No one has an “Addictive Personality” but if they believe they do then they will be powerless to think otherwise. But if they have the belief that they can manage and control any situation or event, then they would have a “Resourceful Personality.” In the final analysis, each person creates their lives through the feelings they allow to dominate them. By changing those dominating feelings from disempowering ones to empowering ones, they can alter their reality and will absolutely have a “Change for Life.”
When is enough, enough? There comes a point in addiction treatment where the client and practitioner come to terms with the need for more independence outside of a clinical setting.
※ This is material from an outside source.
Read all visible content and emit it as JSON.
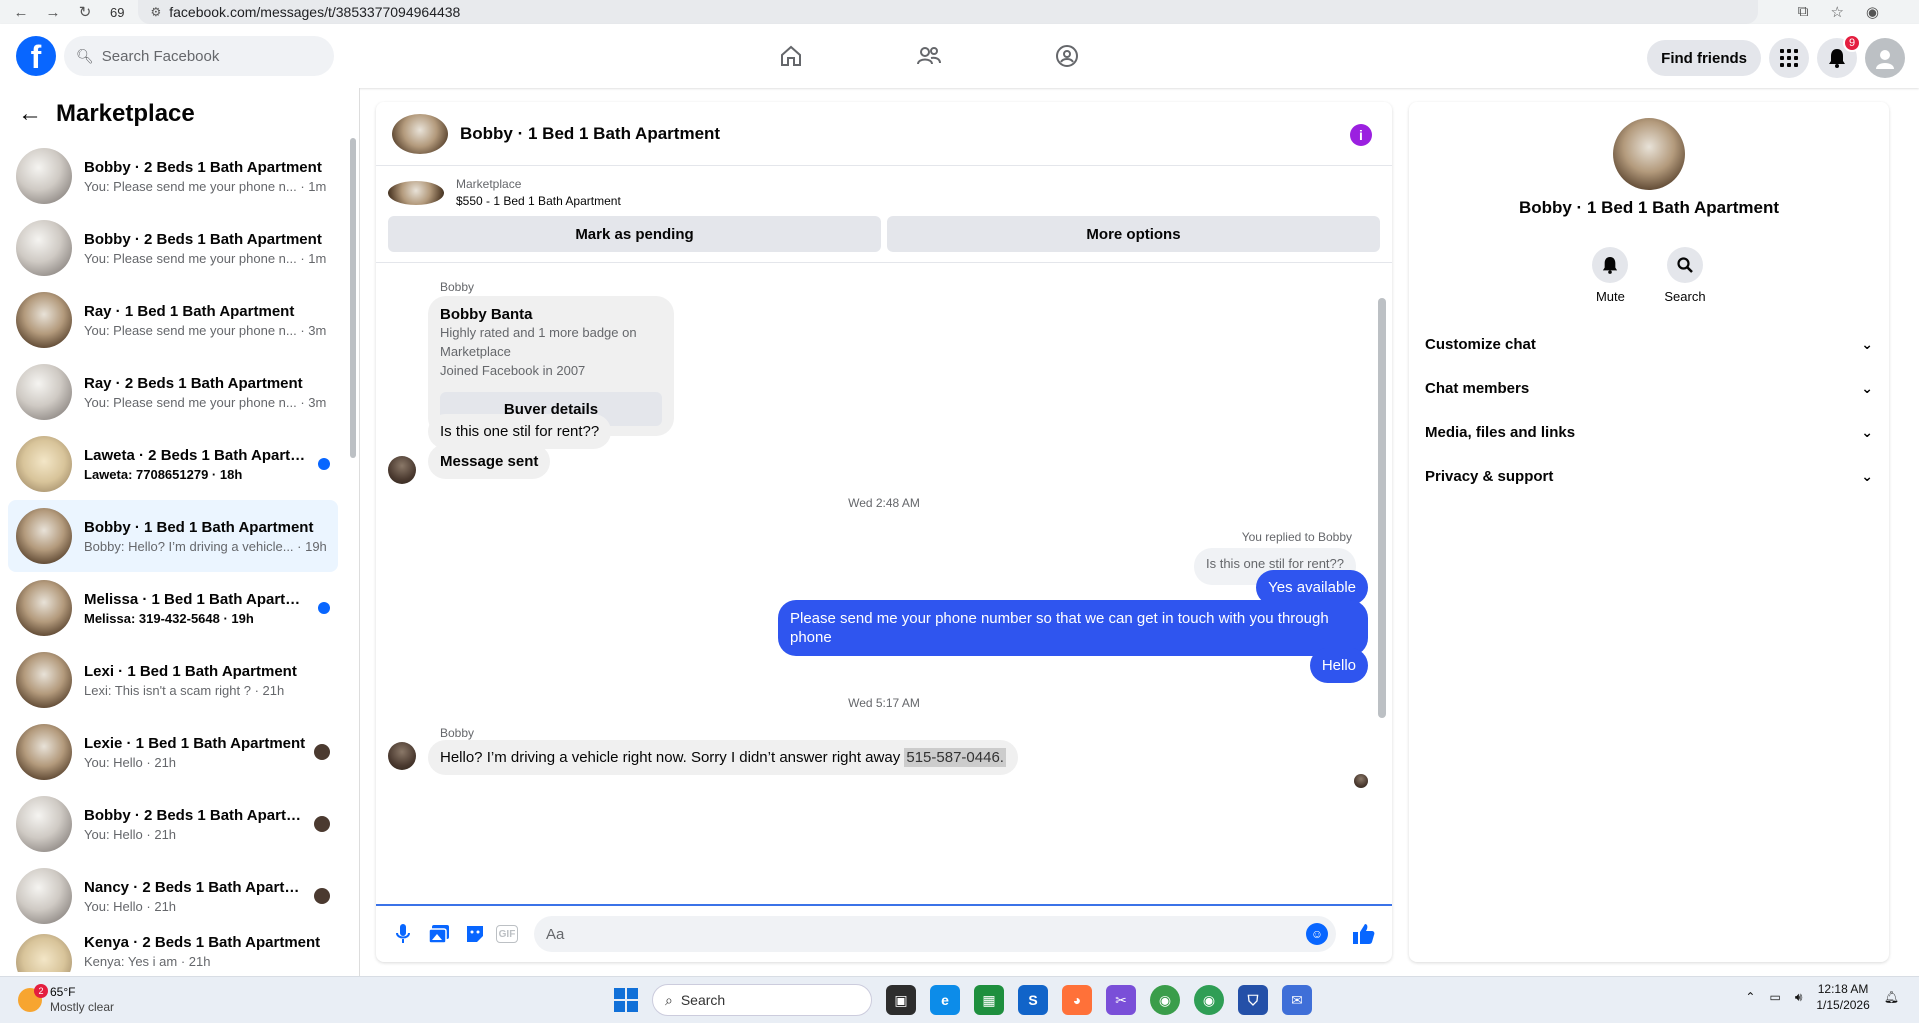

From a strict medical perspective, a client’s treatment is given by the practitioner who works with them to ensure success. Both their expertise and the client’s willingness to follow through are equally important in the process.
Once an agreement is made that the time has come to leave a clinic or other treatment location, it is important to remain focused throughout each minute of each day on the recovery process. A friend in the self-help/improvement field actually teaches this as the center of his lectures in order to train the mind to narrow its thought process enough so that emotional and mental healing occurs subconsciously. Though it takes time and effort, both of us have seen results from this method.
Focusing your thoughts and energy can be used in everyday life. Focusing on business endeavors, controlling the words we use, what we eat, and yes, even addiction, can yield positive results. Once personal accountability and observable progress is made, the prospect of a new life is close at hand. This will build the confidence necessary to be free from addiction.
I am frequently asked if smoking addiction can be cured through natural means, what with all the patches, “fake” cigarettes, anti-smoking gum, and self-help books that have filled the market.My immediate answer is always “Yes, absolutely!” and before I can continue their face lights up wondering how they can do it. They they ask: “How can I quit?” Once they realize the level of commitment to the emotional healing process and rigorous discipline that it takes to stop and remain off of cigarettes, their shining face turns sour. Ending any type of addiction, whether it is drug related, sexual, social media, or smoking, is an ongoing, continual, and sometimes painful process.
There is no such thing as a panacea–or cure all–in the world of addiction treatment. Each case can be a trial for both the patient and the practitioner. The former is dealing with the psycho-spiritual and physical ramifications of smoking, sometimes for decades, including alienation from family members and various social settings, while the practitioner must focus on the issues surrounding the actual addiction itself, such as the patient’s relationship to their parents, siblings, and extended family, their friends, and the world at large.
The best prevention for smoking and other addictions is for the parents or guardians to avoid substance abuse in the home, which serves as the center of children’s values. Even with outside influences from their peers at school, the home can be a powerful countermeasure.